The MET is the Vigoride Orbital Service Vehicle’s (OSV) primary propulsion method that produces thrust by expelling extremely hot gases through a rocket nozzle. Unlike a conventional chemical rocket engine, which creates thrust through a chemical reaction, the MET is designed to create a plasma and thrust using solar power to drive a microwave energy source that heats the water propellant. Momentus has two patents in support of this proprietary propulsion technology. View video of MET ground testing here.

“The MET technology is central to our transportation services, empowering us to offer custom and precise orbital deliveries for customers, and we’re encouraged to see initial testing of the technology on-orbit in space performing the way we anticipated from our ground testing,” said Momentus Chief Executive Officer John Rood. “We’ll be ramping up testing of the MET over the coming weeks as we look to push its performance in space. The Momentus team has worked incredibly hard to get us to this point. That focus will continue as we aim to advance our sustainable propulsion system that meets a market need and offers advantages over traditional chemical and electric propulsion systems.”

The recent MET testing done on-orbit included multiple test firings of the thruster that imparted forces on the Vigoride-5 spacecraft. These forces can change the orbital velocity of the spacecraft, allowing the orbit to be adjusted, changing parameters such as altitude and orbital inclination. This capability will allow Momentus to deliver its customers’ payloads to custom orbits. Momentus plans to demonstrate changes in spacecraft altitude and orbital inclination during the current Vigoride-5 mission.

“The MET concept has been studied in academia since the 1980s and we saw tremendous opportunity in commercializing it,” said Rood. “Many in-space vehicles use Argon and Xenon – which are often sourced from Russia and Ukraine. The use of water as a propellant alleviates the need to lean on foreign vendors for certain kinds of spacecraft. We’ve heard a lot of positive feedback about this point from the US Department of Defense.
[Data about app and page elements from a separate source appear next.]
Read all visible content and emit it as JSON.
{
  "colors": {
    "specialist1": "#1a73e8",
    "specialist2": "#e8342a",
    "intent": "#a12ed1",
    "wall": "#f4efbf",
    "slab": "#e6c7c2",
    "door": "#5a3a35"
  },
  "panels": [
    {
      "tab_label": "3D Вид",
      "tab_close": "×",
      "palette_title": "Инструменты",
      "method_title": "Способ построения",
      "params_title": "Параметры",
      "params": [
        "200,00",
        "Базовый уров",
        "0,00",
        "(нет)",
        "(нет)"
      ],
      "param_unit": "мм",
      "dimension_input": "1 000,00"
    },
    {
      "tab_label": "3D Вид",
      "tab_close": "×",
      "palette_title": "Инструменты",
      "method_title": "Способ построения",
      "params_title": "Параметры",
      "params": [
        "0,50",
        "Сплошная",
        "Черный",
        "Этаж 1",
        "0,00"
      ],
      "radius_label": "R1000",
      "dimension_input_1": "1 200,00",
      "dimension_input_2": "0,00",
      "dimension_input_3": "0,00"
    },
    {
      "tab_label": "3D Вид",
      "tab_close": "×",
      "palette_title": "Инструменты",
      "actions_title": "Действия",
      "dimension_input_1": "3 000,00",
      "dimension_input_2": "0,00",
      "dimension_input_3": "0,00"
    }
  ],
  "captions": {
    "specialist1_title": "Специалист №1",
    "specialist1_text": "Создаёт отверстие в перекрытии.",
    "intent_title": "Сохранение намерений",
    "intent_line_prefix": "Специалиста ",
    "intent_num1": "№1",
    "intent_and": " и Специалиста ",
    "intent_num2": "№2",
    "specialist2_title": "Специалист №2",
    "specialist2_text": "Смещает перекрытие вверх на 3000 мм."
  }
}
In the much longer term, MET is an attractive option as water becomes known as a more abundant resource in space and propellant for our future vehicles can be pulled from other resources in the solar system. Water is found on the Moon and other places in the solar system, so as we think about longer-term missions our use of water as a propellant offers other advantages.”

The Vigoride OSV’s Attitude Control and Reaction Control Systems also use water as a propellant and were recently tested and fully commissioned. With its water-based propulsion systems, Momentus aims to offer cost-effective, efficient, safe, and environmentally friendly propulsion to meet the demands for in-space transportation and infrastructure services.